Mazeroski fell into somewhat of a slump during the 1961 season, but recovered in the following seasons. In 1962, Mazeroski set a team high of 81 RBIs, despite batting eighth in the lineup. He also had a great defensive season in 1963, winning his fourth Gold Glove award. During training camp of the 1965 season, Mazeroski broke his foot and therefore did not start the season until May. In 1966, the Pirates as a team set a defensive record. This was a year that Mazeroski was teamed up with Gold Glove shortstop Gene Alley. Alley once said, "Whenever we were playing, I was always hoping they would hit it to Maz." The Pirates turned a National League record 215 double plays in 1966 with Mazeroski and Alley at the center. Mazeroski was a part of 161 of these double plays, which was the most ever for a second baseman.
Everyone seemed to notice the amazing talent that Mazeroski had on the defensive side, and the great talent he had at turning double plays. Dick Groat, a teammate of Mazeroski's, said, "I always said my wife could have led the league in double plays with Mazeroski at second base if she were a shortstop. He was that good."
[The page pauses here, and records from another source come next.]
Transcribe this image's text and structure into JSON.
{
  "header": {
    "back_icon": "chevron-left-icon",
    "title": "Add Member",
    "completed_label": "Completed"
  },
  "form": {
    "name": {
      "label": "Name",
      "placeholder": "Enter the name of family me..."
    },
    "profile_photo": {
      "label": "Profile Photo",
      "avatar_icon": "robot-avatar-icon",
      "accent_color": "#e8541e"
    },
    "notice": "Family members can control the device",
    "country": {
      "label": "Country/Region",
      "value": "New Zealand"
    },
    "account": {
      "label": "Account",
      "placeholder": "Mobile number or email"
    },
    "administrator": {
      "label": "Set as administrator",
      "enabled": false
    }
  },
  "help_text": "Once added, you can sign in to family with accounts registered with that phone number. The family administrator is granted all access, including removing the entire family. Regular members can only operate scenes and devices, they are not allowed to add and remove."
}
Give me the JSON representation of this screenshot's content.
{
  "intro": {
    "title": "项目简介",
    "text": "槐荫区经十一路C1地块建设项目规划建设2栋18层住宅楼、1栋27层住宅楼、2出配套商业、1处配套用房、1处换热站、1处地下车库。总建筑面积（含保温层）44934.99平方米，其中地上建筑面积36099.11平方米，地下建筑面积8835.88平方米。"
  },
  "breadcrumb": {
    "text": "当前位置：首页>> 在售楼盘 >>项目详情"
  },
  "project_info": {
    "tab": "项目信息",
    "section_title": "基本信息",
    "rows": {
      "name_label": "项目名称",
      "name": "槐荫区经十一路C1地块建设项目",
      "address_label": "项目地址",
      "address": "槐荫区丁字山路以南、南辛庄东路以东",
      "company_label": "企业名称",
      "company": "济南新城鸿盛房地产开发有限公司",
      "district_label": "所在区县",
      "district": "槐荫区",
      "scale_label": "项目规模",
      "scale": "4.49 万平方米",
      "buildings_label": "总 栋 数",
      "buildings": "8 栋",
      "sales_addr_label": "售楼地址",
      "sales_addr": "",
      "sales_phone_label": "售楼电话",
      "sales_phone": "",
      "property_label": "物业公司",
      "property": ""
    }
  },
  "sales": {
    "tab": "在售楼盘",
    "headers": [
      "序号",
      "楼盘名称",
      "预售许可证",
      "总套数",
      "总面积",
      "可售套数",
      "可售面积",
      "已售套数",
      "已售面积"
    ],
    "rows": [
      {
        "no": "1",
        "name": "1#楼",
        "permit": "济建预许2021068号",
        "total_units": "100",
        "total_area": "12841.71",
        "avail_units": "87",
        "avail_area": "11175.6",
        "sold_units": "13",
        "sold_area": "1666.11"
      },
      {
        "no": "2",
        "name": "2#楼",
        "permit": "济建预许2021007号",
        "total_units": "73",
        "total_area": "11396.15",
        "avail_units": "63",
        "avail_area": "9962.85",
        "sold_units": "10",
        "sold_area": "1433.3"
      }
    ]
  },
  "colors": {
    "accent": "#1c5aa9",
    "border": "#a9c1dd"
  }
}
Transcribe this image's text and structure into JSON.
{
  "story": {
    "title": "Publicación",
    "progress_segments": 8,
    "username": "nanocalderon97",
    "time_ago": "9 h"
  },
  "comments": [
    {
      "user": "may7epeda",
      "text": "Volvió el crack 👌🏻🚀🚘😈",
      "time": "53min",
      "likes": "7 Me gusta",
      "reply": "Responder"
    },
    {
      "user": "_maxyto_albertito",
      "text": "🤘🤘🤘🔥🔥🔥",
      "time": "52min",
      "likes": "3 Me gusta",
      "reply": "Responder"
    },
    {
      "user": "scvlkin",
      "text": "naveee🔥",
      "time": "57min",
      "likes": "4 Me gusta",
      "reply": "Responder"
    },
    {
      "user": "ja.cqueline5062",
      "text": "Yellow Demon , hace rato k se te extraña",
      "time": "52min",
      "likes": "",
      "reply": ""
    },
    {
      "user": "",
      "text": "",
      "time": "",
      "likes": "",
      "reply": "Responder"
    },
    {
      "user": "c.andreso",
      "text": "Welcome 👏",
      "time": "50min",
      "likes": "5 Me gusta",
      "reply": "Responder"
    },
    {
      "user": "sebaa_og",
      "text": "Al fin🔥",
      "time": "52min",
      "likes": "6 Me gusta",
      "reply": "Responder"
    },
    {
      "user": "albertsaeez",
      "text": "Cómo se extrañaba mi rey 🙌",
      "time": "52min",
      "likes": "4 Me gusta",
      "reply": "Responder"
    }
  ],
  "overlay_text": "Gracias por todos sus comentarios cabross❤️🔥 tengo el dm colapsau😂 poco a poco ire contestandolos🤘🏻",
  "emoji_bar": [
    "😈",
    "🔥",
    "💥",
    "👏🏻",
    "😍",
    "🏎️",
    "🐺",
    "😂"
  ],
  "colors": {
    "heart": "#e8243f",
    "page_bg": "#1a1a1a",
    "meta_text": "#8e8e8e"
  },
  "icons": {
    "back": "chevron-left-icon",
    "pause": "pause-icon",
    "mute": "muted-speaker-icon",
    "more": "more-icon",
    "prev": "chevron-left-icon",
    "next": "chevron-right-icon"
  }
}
In the 1967 season, Mazeroski was suffering from pulled muscles in both of his legs, yet he refused to sit on the bench. He set a National League record for most games played in a season, with 163, and also set a National League record for consecutive games played by a second baseman, with 392. Mazeroski also won his eighth Gold Glove award in 1967. From this point on, his leg problems began to get the better of him. Mazeroski was limited to no more than 70 games a season in 1969, 1971, and 1972. Mazeroski retired as a player on October 24, 1972, and became a full-time coach for the Pirates. He did not stay in the coaching business for very long, because, in his words, "I didn't like coaching that much."
Mazeroski was able to retire from the game as one of, if not the greatest defensive second baseman in Major League history. Mazeroski is very proud of his defensive accomplishments over the years, as he very well should be. He argues his viewpoint saying, "over 17 years, saving thousands of runs is like driving in thousands of runs. It's the same thing. You save one, you drive one in. So, whats the difference?" Mazeroski holds the all-time double play mark with 1,706. According to Total Baseball, Mazeroski rates a 36.3 player rating, which ranks him 62nd on the all time list. Mazeroski's number nine jersey was retired in Pittsburgh in 1987.
In 2001, Mazeroski was elected to the Major League Baseball Hall of Fame. This tremendous honor meant a lot to him, as he was teary and did not come close to getting through the twelve-page speech he had prepared. He did, however, manage to get out the words, "Defense belongs in the Hall of Fame—as much as pitching and hitting." Mazeroski is currently retired in Panama City, Florida, and often attends Pirates spring training to act as a special infield instructor.
Bird, John T. Twin Killing: The Bill Mazeroski Story. Birmingham, AL: Esmerelda Press, 1995.